being the Slow Mother, the Hungry Mother, the Angry Mother,
gardens.

Gratitude List #2

cabbages-and-calendar

Chinese New Year, collage, 2.5" x 2.5"

I am grateful for:

another snow day, a long walk with Jack in the quiet and snow,
the patterns that strewn salt makes on fresh-fallen snow,
a fixed furnace and the funds to pay for it, a fixed bath valve,
and the thought of a hot bath later, Trader Joe’s Summer Curry Sauce
(dinner in a jar), dinners in front of the TV, messes that can be cleaned up,
dreams, boiling water for coffee, C.’s new haircut and the memory of his very first
haircut at age 4, food in the fridge, food in general, plans for lunch with friends,
emails from friends, phone calls from friends, dinner invites from friends,
winter robins eating holly berries near the side stoop,
Graph II finally done (7th grade science), and
the first tug toward gardening (which during the early parts of the winter,
I never expect to feel again).

I am also grateful for the little piece shown above.  It is about 2.5″ square and excites me because of the newness of the direction.  It is two photo-shopped digital images of cabbages, sandwiched together with a zigzag stitch, with a Chinese flash card in between.  The back cabbages were printed onto cotton fed through my inkjet printer and the top cabbages were printed onto a sheet of transparency fed through my printer.  The cabbages were photographed at Angino Farm, Newton’s CSA.  (The yellow border is not a part of the collage).

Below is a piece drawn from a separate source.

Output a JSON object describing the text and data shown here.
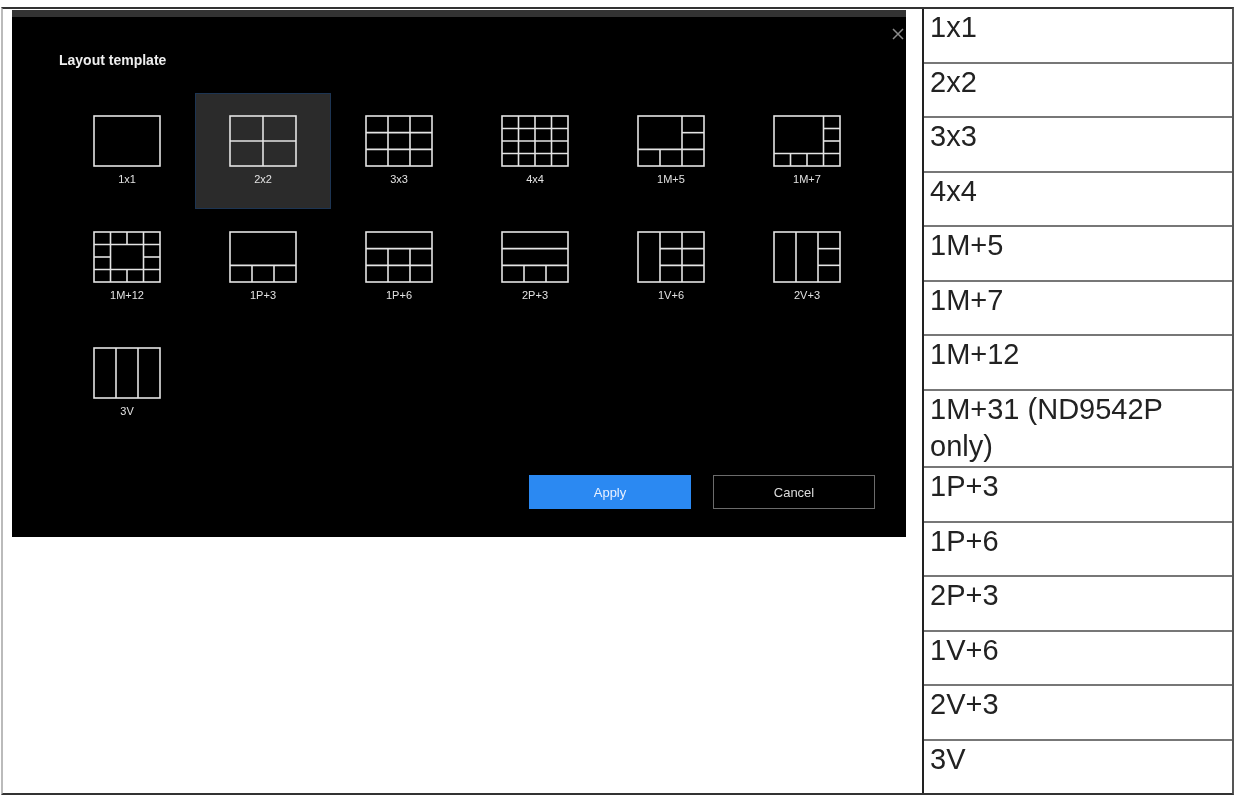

I also love this two and half inch square because it came together by way of some of the best parts of the creative process, and they are:

  • Scavenging/collecting
  • Resurrection
  • Serendipity.

The gathering of things is a big part of what artists do.  It is part-shopping, part scavenging, part receiving of gifts. I have no idea who gave me the Chinese flashcards and I have nearly given them away a half dozen times because they lived next to the Pledge and rags in the front closet, instead of somewhere more accessible and logical like with my rubber stamps and decorative papers.

The piece (by its mere existence) speaks to redemption (it is just some scraps stitched together, I know!).  It was cut off an earlier failed attempt at something along these lines.  Often the attempts to make something work are marked by struggle and frustration, and ultimately you may produce something semi-worthwhile, or even very worthwhile, but the process is heavy.  Perhaps too much about the desire to makegood on a failure… too much about the refusal to let something go, instead of the upswing of invention.  But when a snippet becomes a pleasing visual treat just by being in the right place at the right time, one can celebrate.  It doesn’t happen that often.

Lastly, whenever and wherever serendipity pokes its playful head, it is worth taking note.  In this case, the flipping calendar with Chinese words on the side found its way into this collage a few days before Chinese New Year (today!!) and on the day I wrote my check for this year’s farm share.  Can I parse any particular meaning from this? Not really. Not this time. But that doesn’t make it any less delightful.

The collage does seem to resonate with my friend J., who is alive and well, blessedly, although probably not up to making the several dozen dumplings she usually makes this time of year.  Perhaps this little collage should make its way to her house as a New Year greeting!!  Happy New Year J, M & M and adopted Chinese daughters everywhere!!!